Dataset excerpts
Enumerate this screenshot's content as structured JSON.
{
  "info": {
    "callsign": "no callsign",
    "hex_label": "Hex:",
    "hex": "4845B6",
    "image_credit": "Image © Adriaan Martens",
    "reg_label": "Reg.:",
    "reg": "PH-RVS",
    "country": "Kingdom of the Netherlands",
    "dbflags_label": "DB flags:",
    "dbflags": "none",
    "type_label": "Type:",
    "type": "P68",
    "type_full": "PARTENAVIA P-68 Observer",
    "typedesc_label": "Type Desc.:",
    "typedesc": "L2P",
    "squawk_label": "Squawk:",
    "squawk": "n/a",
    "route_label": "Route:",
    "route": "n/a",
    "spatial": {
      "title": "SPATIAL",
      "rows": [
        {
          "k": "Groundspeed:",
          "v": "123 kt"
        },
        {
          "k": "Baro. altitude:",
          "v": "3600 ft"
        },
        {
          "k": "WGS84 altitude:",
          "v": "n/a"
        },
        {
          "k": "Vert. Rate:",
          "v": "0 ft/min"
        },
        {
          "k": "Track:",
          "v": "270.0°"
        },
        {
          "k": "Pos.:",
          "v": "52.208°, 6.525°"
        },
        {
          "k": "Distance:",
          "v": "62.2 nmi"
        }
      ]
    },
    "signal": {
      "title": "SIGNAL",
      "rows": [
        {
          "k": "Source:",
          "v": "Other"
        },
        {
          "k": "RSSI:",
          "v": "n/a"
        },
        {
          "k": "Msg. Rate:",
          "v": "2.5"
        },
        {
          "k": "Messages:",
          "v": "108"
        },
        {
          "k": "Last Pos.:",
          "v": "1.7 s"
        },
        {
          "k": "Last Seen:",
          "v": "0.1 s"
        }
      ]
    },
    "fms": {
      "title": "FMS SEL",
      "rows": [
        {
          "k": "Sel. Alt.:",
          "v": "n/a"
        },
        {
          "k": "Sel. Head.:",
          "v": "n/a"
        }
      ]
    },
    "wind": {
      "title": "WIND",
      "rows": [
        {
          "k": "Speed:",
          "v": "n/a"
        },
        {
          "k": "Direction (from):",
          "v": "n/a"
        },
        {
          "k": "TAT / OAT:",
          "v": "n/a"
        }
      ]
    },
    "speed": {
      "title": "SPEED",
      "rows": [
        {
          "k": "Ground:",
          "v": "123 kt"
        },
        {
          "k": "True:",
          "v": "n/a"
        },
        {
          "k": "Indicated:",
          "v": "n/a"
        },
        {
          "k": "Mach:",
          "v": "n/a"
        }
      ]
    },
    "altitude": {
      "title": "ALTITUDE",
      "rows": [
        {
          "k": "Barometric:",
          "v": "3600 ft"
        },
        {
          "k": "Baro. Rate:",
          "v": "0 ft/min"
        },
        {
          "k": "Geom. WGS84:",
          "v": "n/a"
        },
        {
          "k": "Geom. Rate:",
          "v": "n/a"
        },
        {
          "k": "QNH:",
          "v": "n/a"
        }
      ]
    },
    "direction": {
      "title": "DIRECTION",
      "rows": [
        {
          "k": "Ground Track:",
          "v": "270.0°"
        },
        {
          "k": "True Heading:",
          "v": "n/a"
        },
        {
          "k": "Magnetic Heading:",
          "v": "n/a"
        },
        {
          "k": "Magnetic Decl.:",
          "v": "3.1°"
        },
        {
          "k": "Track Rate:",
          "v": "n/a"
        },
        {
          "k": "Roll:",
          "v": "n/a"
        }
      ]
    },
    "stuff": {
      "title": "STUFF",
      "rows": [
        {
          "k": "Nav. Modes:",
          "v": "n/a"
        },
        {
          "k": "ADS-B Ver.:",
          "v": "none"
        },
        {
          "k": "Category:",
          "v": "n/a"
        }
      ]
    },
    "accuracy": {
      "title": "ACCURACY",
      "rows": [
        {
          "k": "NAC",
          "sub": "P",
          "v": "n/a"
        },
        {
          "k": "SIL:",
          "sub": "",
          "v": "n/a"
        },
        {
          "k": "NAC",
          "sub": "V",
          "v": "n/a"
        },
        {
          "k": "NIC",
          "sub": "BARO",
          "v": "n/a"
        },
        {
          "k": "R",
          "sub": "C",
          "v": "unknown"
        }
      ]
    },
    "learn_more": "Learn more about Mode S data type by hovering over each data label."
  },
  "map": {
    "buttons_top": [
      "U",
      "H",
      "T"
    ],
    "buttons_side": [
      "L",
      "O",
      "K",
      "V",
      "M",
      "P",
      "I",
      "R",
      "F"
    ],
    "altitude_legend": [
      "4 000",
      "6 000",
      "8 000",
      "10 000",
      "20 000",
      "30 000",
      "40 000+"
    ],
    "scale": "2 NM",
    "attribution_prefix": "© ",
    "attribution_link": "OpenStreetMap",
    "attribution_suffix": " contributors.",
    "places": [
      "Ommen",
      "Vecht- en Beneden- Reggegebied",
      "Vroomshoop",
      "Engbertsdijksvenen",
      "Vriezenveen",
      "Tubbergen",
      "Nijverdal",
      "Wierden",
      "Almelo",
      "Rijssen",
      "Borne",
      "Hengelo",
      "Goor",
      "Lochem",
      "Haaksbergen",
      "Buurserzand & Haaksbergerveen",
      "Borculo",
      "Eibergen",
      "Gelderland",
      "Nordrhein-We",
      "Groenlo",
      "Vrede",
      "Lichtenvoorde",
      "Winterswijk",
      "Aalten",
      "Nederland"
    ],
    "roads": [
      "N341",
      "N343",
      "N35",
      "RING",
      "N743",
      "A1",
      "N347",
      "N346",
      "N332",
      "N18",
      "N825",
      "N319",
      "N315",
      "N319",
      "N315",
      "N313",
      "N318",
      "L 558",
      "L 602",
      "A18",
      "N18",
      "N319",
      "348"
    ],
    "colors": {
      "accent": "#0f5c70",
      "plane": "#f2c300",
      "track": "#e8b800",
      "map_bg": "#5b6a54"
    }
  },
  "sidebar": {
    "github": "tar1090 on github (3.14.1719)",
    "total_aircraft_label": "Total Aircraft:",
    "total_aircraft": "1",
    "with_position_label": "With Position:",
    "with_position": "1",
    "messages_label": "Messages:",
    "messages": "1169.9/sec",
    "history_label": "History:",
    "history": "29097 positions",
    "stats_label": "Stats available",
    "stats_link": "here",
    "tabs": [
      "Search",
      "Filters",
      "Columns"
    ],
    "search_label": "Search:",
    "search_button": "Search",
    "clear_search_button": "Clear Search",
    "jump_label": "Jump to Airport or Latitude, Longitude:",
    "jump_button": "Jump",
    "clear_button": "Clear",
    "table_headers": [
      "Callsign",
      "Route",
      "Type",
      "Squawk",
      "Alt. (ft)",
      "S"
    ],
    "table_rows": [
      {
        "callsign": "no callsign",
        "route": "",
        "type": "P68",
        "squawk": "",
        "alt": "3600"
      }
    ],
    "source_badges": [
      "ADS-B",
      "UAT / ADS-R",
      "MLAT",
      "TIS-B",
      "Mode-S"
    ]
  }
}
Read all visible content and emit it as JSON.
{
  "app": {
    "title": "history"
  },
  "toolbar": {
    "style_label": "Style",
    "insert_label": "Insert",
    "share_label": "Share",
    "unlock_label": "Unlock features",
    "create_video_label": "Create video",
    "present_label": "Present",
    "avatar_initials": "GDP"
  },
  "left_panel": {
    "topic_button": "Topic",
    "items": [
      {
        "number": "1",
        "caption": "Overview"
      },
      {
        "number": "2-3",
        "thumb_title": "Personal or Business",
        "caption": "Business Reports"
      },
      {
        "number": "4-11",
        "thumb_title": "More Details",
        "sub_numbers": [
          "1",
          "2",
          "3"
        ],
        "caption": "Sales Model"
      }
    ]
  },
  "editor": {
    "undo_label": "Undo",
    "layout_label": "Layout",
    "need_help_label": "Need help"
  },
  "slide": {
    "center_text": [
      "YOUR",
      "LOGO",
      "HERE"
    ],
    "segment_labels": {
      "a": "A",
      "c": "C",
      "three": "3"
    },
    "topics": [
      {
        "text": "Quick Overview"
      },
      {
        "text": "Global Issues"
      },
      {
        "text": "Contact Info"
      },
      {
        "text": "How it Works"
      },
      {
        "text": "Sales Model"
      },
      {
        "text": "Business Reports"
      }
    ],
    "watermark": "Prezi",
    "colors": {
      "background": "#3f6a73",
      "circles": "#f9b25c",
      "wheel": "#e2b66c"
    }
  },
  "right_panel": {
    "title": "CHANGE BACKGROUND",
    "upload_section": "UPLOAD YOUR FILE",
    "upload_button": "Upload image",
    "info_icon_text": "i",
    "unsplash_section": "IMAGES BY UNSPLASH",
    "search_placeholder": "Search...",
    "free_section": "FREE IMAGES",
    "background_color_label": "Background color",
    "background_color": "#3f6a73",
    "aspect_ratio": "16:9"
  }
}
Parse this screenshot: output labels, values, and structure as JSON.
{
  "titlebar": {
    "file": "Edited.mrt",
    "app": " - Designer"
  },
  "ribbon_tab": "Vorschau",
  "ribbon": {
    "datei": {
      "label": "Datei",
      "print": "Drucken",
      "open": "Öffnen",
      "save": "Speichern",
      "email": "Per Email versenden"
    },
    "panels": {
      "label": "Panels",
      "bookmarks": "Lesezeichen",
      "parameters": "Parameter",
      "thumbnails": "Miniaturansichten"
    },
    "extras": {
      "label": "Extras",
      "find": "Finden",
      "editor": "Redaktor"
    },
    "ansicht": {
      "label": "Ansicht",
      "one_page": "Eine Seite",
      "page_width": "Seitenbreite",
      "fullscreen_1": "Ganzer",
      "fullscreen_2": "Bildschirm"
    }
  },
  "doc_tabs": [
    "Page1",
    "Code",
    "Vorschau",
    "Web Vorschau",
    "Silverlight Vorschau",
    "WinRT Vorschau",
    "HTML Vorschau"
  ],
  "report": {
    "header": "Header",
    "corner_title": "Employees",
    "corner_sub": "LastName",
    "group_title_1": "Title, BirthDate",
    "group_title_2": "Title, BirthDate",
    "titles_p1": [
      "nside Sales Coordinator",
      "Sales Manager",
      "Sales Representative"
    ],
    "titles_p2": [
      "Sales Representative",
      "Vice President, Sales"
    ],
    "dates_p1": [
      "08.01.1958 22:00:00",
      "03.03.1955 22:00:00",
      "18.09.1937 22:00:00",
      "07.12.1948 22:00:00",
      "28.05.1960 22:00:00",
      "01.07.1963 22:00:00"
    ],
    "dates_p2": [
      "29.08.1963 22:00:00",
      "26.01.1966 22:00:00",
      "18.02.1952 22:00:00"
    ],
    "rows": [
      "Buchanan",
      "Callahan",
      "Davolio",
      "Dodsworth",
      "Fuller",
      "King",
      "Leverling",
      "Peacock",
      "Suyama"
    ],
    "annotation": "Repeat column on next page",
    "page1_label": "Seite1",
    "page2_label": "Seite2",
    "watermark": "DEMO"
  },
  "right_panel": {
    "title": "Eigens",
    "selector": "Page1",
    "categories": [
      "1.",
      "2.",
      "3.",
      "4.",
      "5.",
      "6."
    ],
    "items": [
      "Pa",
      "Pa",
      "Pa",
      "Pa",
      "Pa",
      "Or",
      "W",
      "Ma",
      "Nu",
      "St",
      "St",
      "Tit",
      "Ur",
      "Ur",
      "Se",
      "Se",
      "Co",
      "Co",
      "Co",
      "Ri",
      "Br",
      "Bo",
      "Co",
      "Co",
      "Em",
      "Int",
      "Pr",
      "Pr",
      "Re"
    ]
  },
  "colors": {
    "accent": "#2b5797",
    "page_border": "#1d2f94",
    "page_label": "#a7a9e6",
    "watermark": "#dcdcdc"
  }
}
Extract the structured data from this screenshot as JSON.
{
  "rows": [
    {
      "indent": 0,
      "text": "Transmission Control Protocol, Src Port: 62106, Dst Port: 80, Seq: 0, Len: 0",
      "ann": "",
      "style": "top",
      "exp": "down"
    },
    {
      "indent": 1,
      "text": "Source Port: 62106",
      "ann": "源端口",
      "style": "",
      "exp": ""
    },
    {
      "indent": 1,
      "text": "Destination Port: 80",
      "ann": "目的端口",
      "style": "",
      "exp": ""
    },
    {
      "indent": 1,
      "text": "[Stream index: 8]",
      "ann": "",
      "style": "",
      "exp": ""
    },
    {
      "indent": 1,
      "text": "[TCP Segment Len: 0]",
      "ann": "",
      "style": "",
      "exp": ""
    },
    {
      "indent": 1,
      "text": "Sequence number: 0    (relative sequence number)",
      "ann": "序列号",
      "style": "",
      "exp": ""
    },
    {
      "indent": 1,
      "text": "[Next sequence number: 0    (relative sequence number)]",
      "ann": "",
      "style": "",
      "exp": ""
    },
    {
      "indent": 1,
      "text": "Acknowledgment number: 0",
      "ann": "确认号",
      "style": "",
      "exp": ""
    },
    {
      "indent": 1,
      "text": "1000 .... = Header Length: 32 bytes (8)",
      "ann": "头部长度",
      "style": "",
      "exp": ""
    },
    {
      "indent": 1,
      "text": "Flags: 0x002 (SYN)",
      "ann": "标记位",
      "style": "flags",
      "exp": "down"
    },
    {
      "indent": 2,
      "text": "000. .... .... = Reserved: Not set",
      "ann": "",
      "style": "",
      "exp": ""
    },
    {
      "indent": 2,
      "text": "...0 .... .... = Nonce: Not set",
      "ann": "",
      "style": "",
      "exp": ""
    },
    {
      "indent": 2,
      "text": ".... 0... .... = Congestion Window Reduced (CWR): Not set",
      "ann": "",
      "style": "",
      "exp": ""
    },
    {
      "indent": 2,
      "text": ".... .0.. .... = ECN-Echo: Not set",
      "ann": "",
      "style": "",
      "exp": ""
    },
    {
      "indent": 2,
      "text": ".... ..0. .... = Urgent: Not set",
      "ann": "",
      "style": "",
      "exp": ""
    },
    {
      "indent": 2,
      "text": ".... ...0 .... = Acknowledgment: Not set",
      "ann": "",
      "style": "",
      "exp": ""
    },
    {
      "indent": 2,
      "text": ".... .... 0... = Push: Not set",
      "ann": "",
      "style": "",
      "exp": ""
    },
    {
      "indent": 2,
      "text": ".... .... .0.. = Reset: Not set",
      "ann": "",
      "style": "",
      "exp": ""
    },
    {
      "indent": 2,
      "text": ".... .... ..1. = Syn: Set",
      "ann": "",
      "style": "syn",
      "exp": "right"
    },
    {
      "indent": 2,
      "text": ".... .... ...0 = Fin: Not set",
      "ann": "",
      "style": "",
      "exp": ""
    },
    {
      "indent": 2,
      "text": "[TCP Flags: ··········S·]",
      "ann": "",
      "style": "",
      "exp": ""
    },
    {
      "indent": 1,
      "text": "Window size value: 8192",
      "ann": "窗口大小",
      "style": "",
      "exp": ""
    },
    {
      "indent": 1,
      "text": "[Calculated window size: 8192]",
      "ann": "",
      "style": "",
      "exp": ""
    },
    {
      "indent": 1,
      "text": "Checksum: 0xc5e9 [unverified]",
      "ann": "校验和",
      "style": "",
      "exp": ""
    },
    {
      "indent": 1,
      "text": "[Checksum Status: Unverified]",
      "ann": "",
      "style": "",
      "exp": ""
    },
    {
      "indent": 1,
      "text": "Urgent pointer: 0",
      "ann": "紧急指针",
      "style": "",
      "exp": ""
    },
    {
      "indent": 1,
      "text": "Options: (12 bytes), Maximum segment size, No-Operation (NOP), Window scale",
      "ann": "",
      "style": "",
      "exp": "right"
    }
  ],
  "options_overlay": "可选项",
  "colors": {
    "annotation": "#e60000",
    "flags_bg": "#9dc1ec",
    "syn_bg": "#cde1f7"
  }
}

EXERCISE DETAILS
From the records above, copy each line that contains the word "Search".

SOLUTION TO THE PROBLEM
      "Search",
    "search_label": "Search:",
    "search_button": "Search",
    "clear_search_button": "Clear Search",
    "search_placeholder": "Search...",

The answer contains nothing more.